--- Recorded data ---
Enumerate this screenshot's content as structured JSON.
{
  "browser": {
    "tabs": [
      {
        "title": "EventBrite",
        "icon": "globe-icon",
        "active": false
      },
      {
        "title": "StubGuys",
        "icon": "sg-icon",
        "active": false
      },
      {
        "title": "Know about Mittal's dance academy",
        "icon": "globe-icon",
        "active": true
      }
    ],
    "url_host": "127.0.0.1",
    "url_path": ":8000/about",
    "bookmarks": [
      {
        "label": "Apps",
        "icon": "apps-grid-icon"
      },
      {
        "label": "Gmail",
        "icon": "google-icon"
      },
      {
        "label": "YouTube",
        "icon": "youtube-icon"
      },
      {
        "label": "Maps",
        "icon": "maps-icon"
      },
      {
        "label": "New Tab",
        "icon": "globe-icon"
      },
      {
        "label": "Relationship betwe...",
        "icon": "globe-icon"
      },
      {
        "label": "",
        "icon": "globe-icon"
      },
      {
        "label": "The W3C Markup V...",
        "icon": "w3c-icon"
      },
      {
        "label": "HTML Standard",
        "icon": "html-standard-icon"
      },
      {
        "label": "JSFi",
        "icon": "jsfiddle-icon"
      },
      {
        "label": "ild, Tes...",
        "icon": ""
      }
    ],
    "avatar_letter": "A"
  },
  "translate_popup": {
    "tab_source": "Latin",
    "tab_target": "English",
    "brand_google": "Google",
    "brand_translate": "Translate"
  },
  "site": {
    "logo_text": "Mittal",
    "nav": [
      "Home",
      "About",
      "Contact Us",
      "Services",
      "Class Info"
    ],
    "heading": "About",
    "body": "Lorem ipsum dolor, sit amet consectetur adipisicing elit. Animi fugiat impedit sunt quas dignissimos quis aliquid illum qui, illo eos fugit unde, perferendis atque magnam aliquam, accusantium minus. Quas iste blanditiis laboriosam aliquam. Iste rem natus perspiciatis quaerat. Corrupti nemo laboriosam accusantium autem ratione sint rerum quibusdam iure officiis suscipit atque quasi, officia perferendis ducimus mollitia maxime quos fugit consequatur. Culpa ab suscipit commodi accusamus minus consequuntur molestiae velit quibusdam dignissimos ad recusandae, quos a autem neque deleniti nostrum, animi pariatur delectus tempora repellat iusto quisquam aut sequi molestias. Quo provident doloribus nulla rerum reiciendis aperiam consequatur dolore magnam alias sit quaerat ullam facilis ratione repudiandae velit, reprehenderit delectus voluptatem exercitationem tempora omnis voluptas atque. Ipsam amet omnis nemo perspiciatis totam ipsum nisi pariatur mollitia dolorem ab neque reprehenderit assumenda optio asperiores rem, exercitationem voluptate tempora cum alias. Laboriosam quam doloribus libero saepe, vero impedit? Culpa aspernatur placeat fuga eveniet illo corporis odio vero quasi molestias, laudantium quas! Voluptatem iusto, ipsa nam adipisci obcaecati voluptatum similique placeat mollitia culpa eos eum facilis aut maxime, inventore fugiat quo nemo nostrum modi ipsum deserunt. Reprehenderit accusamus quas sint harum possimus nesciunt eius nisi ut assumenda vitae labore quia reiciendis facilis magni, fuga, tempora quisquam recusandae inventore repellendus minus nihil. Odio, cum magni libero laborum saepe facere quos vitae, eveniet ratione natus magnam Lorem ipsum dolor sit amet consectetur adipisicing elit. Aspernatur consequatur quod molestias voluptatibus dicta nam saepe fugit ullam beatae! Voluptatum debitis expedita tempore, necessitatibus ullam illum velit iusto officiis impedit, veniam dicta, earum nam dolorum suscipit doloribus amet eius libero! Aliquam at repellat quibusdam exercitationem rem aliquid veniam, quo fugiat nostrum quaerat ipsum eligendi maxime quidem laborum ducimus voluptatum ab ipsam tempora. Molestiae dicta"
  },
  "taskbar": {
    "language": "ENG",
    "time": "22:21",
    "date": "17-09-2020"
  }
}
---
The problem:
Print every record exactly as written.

Written answer:
Enumerate this screenshot's content as structured JSON.
{
  "browser": {
    "tabs": [
      {
        "title": "EventBrite",
        "icon": "globe-icon",
        "active": false
      },
      {
        "title": "StubGuys",
        "icon": "sg-icon",
        "active": false
      },
      {
        "title": "Know about Mittal's dance academy",
        "icon": "globe-icon",
        "active": true
      }
    ],
    "url_host": "127.0.0.1",
    "url_path": ":8000/about",
    "bookmarks": [
      {
        "label": "Apps",
        "icon": "apps-grid-icon"
      },
      {
        "label": "Gmail",
        "icon": "google-icon"
      },
      {
        "label": "YouTube",
        "icon": "youtube-icon"
      },
      {
        "label": "Maps",
        "icon": "maps-icon"
      },
      {
        "label": "New Tab",
        "icon": "globe-icon"
      },
      {
        "label": "Relationship betwe...",
        "icon": "globe-icon"
      },
      {
        "label": "",
        "icon": "globe-icon"
      },
      {
        "label": "The W3C Markup V...",
        "icon": "w3c-icon"
      },
      {
        "label": "HTML Standard",
        "icon": "html-standard-icon"
      },
      {
        "label": "JSFi",
        "icon": "jsfiddle-icon"
      },
      {
        "label": "ild, Tes...",
        "icon": ""
      }
    ],
    "avatar_letter": "A"
  },
  "translate_popup": {
    "tab_source": "Latin",
    "tab_target": "English",
    "brand_google": "Google",
    "brand_translate": "Translate"
  },
  "site": {
    "logo_text": "Mittal",
    "nav": [
      "Home",
      "About",
      "Contact Us",
      "Services",
      "Class Info"
    ],
    "heading": "About",
    "body": "Lorem ipsum dolor, sit amet consectetur adipisicing elit. Animi fugiat impedit sunt quas dignissimos quis aliquid illum qui, illo eos fugit unde, perferendis atque magnam aliquam, accusantium minus. Quas iste blanditiis laboriosam aliquam. Iste rem natus perspiciatis quaerat. Corrupti nemo laboriosam accusantium autem ratione sint rerum quibusdam iure officiis suscipit atque quasi, officia perferendis ducimus mollitia maxime quos fugit consequatur. Culpa ab suscipit commodi accusamus minus consequuntur molestiae velit quibusdam dignissimos ad recusandae, quos a autem neque deleniti nostrum, animi pariatur delectus tempora repellat iusto quisquam aut sequi molestias. Quo provident doloribus nulla rerum reiciendis aperiam consequatur dolore magnam alias sit quaerat ullam facilis ratione repudiandae velit, reprehenderit delectus voluptatem exercitationem tempora omnis voluptas atque. Ipsam amet omnis nemo perspiciatis totam ipsum nisi pariatur mollitia dolorem ab neque reprehenderit assumenda optio asperiores rem, exercitationem voluptate tempora cum alias. Laboriosam quam doloribus libero saepe, vero impedit? Culpa aspernatur placeat fuga eveniet illo corporis odio vero quasi molestias, laudantium quas! Voluptatem iusto, ipsa nam adipisci obcaecati voluptatum similique placeat mollitia culpa eos eum facilis aut maxime, inventore fugiat quo nemo nostrum modi ipsum deserunt. Reprehenderit accusamus quas sint harum possimus nesciunt eius nisi ut assumenda vitae labore quia reiciendis facilis magni, fuga, tempora quisquam recusandae inventore repellendus minus nihil. Odio, cum magni libero laborum saepe facere quos vitae, eveniet ratione natus magnam Lorem ipsum dolor sit amet consectetur adipisicing elit. Aspernatur consequatur quod molestias voluptatibus dicta nam saepe fugit ullam beatae! Voluptatum debitis expedita tempore, necessitatibus ullam illum velit iusto officiis impedit, veniam dicta, earum nam dolorum suscipit doloribus amet eius libero! Aliquam at repellat quibusdam exercitationem rem aliquid veniam, quo fugiat nostrum quaerat ipsum eligendi maxime quidem laborum ducimus voluptatum ab ipsam tempora. Molestiae dicta"
  },
  "taskbar": {
    "language": "ENG",
    "time": "22:21",
    "date": "17-09-2020"
  }
}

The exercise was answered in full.